They say that material desires are never-ending. No matter how badly you want something, as soon as you get it you’ll just find something else that you just “have to have,” and you will never fill that void you’re trying so desperately to fill by going out and buying more useless tchotchkes.

Codswollop! Balderdash!

In my experience, I’ve found that in almost every case, buying something I want really does noticeably and measurably improve my overall quality of life. In a sense it fills me with a feeling of contentment. I’m sure that’s not the case for everyone, but it really is for me.

I’m not talking about the big stuff. I don’t mean giant HDTVs, sports cars, and other frivilous junk. I’m talking about about the ordinary, commonplace, inconspicuous, arguably boring types of things. Typically, I am a pretty frugal guy and live relatively inexpenisvely, but here lately I’ve not been shy about going to the store and picking up these little trinkets that I come into contact with on a day-to-day basis. Sure, I want to save money as much as the next guy, but the way I see it, everything could go tits up at any moment, and it’s nice to know that I have a solid life foundation for when those days come and I’m looking for a way to support my livelihood. As they say, you need to make hay while the sun is shining.

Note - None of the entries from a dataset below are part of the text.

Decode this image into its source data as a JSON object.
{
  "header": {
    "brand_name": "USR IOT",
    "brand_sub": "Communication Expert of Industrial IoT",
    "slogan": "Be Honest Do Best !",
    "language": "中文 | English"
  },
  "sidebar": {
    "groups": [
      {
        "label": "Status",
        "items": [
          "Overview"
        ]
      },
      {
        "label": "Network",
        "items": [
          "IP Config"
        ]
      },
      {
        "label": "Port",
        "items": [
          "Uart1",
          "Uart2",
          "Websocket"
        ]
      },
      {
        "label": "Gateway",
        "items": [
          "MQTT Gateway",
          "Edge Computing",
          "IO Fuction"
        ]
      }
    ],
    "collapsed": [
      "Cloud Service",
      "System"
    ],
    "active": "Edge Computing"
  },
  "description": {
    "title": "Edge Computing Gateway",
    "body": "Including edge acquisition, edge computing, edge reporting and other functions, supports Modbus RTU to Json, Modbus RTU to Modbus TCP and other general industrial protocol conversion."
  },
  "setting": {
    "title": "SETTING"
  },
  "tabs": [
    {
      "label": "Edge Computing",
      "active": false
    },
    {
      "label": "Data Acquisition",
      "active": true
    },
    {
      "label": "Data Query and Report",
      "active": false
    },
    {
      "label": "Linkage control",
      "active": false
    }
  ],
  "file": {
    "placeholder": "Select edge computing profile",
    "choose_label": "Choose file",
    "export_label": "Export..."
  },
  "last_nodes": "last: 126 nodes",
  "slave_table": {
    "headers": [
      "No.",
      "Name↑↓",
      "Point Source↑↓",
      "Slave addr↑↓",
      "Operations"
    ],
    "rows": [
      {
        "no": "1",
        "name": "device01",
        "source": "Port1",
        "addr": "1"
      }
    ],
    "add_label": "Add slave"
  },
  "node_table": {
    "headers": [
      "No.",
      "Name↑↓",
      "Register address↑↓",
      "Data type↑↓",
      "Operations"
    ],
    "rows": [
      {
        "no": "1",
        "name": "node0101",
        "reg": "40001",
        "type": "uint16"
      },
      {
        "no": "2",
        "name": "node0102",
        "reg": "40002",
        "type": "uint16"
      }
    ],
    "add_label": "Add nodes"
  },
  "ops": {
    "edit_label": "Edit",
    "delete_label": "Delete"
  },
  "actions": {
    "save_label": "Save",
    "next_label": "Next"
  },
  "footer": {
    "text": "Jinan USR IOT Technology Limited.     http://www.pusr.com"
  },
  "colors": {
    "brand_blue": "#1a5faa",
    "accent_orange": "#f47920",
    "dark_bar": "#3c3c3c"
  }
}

I submit to you a sample list of items I’m talking about:

  • Gel wrist rests for my mouse and keyboard
  • An overhead range hood for my kitchen stove
  • Wireless chargers for my phone (one for my desk, one for my nightstand)
  • A large pack of tea towels for the kitchen
  • A butter dish
  • A napkin dispenser
  • Pasta canisters
  • Wooden ice cream sampling spoons
  • An egg basket for the fridge
  • A kitchen vegetable bin for holding potatos and onions
  • A kosher salt box

On their own, each of those purchases are arguably “not necessary” and serve only to slightly improve an admittedly small part of my life. But really, when you think about it, all the small stuff adds up to define your overall material quality of life. So really, each time I fix a small problem or improve some aspect I’m slowly chipping away at the rough edges. And once I solve a problem, I don’t long for something else — that particular itch gets scratched. That’s the feeling of contentment I mentioned earlier.

So while I appreciate the push for minimalism, and the Marie Kondo-ing of people’s lives, for me it’s about striking a balance between things that don’t improve your life, and things that do. Don’t keep junk around for the sake of keeping it around, but if it improves your life at all, for goodness sakes, don’t toss it out!